Problem to work on:
In the records below, how many lines hold the string "JSON"? Give only the number.

[[ Information supplied open ]]

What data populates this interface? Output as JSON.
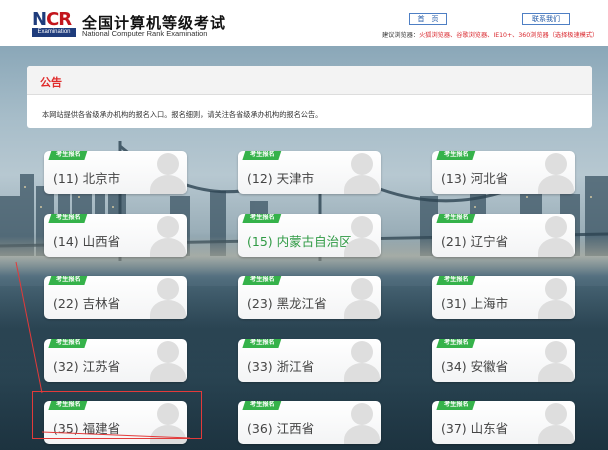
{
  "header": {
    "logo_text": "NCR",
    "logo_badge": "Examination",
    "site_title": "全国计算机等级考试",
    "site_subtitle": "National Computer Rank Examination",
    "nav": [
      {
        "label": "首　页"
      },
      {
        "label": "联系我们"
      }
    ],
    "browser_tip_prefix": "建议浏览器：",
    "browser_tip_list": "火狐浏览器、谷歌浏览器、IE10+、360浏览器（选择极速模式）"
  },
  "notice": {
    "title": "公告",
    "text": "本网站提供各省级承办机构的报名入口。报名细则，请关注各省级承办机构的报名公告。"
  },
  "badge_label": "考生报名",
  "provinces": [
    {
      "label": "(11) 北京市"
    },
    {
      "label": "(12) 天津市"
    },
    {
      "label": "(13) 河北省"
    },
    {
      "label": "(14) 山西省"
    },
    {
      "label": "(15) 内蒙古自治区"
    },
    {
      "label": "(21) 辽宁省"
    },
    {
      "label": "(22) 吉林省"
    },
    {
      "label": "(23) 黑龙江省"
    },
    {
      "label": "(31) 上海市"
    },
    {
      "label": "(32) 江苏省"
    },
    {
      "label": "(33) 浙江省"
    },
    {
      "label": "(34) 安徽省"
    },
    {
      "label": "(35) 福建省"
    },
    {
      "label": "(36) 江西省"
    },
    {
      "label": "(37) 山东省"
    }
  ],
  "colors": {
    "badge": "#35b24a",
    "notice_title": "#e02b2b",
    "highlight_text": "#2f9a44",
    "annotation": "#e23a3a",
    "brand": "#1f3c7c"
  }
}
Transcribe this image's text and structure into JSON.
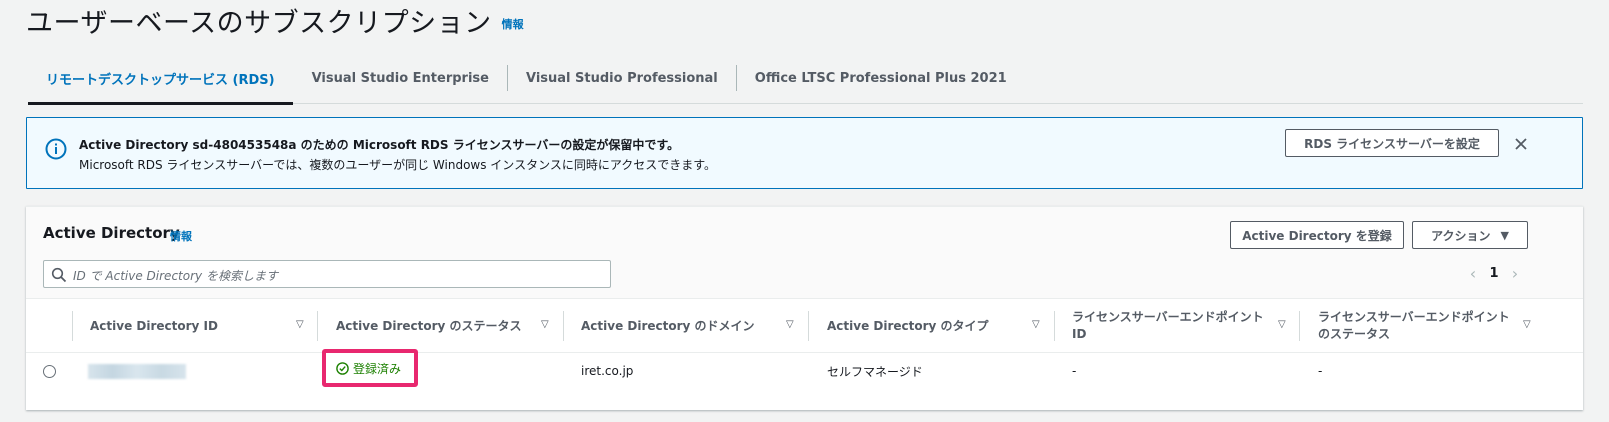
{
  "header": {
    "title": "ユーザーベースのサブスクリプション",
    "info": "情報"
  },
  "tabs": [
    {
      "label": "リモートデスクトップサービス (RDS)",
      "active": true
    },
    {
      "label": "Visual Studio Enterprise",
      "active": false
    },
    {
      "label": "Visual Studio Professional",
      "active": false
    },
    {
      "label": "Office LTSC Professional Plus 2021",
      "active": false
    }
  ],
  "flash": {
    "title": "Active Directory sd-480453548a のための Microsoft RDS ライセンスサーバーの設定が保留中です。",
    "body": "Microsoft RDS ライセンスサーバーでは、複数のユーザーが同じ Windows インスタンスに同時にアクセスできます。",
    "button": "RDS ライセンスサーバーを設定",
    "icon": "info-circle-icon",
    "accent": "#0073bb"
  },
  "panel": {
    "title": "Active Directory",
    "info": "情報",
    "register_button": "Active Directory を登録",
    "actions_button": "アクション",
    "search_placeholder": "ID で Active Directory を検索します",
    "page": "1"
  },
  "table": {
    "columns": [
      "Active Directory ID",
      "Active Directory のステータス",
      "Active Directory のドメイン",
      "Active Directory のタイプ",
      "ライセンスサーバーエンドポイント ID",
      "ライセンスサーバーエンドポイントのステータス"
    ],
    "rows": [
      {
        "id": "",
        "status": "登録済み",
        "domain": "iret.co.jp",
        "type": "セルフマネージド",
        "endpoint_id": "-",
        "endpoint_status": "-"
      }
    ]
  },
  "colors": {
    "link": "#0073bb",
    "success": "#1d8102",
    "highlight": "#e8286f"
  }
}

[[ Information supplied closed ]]
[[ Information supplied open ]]

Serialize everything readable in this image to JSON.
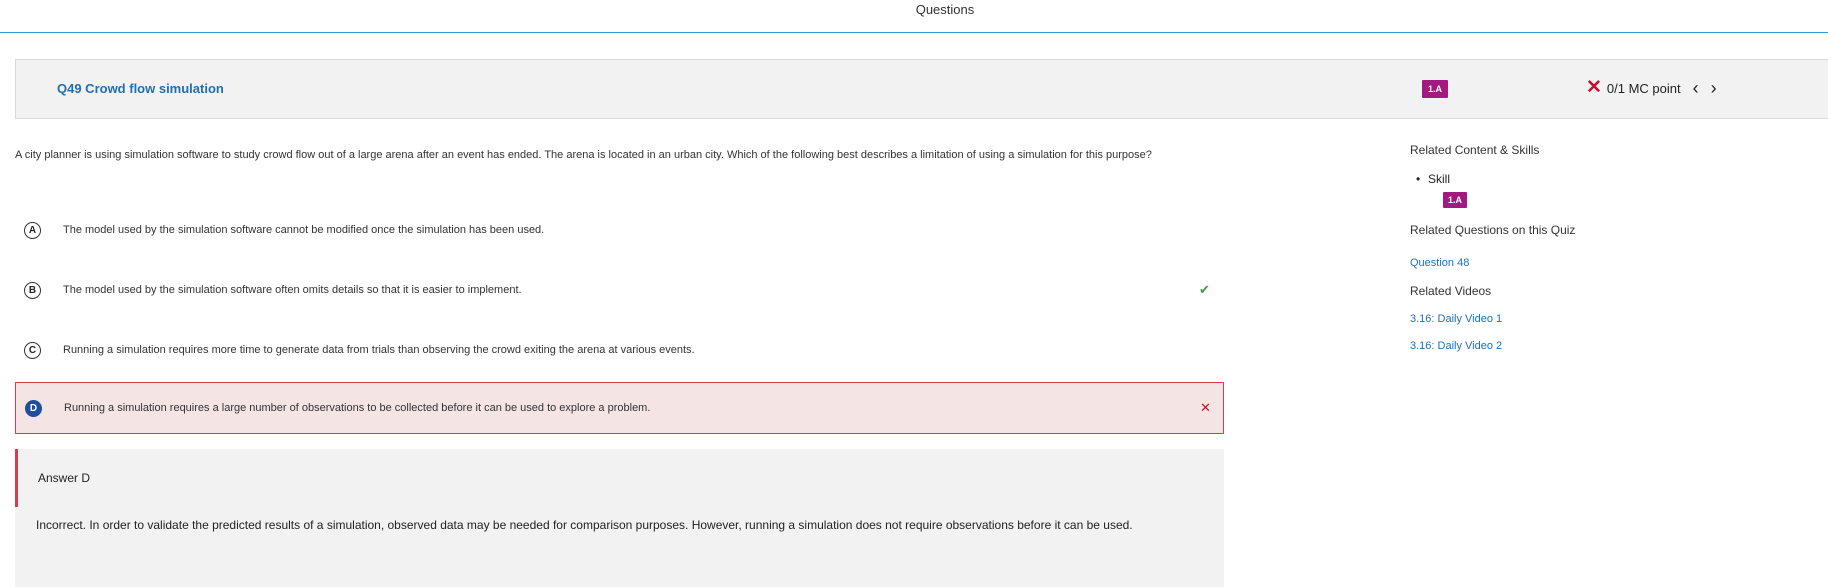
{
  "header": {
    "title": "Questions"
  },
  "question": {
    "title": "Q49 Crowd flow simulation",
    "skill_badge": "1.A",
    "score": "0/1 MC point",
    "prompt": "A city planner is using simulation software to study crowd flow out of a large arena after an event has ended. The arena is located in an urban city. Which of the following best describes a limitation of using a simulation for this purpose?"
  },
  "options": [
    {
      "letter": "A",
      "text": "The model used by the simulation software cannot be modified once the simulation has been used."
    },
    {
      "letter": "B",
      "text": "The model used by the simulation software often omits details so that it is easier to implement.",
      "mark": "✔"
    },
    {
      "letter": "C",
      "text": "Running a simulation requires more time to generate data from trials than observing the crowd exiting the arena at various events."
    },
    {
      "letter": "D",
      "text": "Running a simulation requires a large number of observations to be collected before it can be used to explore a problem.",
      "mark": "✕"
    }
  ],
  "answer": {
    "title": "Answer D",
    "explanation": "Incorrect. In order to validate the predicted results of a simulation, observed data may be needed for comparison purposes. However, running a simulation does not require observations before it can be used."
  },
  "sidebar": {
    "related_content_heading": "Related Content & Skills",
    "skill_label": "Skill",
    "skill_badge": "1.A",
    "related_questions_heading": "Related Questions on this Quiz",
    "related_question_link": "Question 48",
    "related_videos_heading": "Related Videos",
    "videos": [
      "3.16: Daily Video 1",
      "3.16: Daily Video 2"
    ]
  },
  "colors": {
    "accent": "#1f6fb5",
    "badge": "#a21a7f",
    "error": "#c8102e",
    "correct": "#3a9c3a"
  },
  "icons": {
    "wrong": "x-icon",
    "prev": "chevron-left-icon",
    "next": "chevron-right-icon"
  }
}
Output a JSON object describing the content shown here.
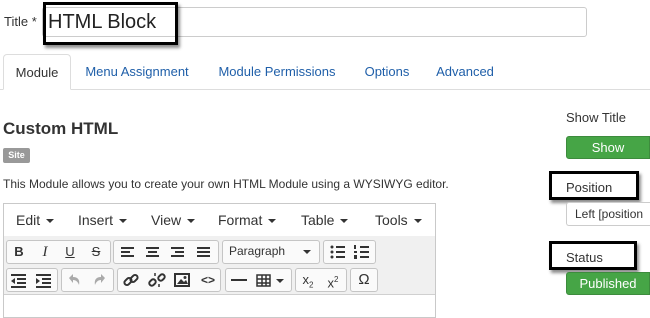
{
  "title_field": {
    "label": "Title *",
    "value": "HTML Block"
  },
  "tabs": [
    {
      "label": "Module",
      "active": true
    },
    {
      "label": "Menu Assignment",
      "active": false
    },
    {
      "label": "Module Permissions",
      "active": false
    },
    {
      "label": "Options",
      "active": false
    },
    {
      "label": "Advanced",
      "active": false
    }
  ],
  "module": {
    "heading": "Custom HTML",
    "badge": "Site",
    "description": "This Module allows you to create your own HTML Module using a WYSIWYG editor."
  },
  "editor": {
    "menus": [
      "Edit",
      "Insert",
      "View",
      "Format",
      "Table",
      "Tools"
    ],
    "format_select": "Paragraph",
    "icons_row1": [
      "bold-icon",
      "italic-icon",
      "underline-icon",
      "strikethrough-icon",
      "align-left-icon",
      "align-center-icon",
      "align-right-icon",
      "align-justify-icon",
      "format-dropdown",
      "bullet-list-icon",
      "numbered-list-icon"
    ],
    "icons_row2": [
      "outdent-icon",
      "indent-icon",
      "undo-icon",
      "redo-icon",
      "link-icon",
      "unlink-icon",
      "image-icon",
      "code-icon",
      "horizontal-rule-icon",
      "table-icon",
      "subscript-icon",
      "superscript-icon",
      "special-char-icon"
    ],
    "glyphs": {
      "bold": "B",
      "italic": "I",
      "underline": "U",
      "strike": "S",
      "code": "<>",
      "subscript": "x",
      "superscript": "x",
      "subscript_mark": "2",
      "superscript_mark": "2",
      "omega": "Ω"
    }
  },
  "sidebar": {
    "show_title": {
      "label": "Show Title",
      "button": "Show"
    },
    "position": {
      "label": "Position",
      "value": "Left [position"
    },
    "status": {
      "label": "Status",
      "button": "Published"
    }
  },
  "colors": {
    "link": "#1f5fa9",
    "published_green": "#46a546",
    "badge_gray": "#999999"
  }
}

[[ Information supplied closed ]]
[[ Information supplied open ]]

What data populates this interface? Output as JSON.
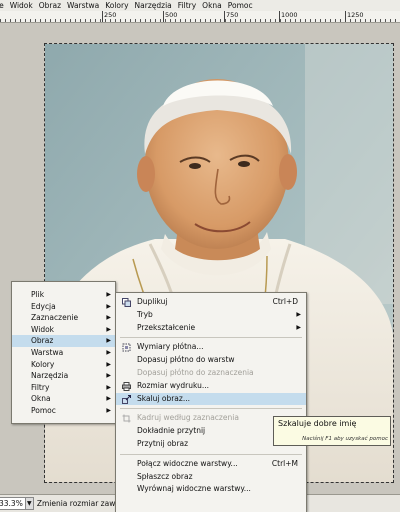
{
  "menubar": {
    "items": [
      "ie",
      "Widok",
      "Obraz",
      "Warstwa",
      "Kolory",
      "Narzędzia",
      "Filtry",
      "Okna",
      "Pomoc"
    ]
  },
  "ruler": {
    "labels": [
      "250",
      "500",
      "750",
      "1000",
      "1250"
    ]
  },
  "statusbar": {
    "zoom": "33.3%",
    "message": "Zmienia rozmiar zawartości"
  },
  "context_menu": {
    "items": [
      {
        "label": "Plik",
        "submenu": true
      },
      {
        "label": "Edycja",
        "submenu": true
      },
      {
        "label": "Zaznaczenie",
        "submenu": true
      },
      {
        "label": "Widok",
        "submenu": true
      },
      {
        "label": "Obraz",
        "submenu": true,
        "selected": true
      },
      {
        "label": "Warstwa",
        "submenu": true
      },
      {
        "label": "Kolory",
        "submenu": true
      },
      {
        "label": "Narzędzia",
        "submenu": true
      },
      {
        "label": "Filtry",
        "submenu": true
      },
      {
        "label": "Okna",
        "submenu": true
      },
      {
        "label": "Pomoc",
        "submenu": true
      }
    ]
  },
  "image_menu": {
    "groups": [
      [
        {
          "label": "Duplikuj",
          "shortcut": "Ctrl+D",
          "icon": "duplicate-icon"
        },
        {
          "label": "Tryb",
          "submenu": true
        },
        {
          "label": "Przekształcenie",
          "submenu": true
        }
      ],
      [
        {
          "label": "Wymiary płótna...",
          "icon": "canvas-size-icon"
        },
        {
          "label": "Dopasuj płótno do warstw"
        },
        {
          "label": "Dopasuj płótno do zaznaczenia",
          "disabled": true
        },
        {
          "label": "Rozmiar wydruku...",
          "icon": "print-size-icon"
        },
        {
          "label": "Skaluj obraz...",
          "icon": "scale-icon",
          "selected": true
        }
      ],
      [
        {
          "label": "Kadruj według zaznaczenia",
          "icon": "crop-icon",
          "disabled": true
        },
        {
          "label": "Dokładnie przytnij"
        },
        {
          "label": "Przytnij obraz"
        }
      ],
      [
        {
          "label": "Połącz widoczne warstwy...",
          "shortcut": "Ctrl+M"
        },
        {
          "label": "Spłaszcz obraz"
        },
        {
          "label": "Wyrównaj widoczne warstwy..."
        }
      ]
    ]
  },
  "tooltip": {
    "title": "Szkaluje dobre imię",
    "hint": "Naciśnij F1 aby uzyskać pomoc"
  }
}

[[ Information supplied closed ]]

Response:
5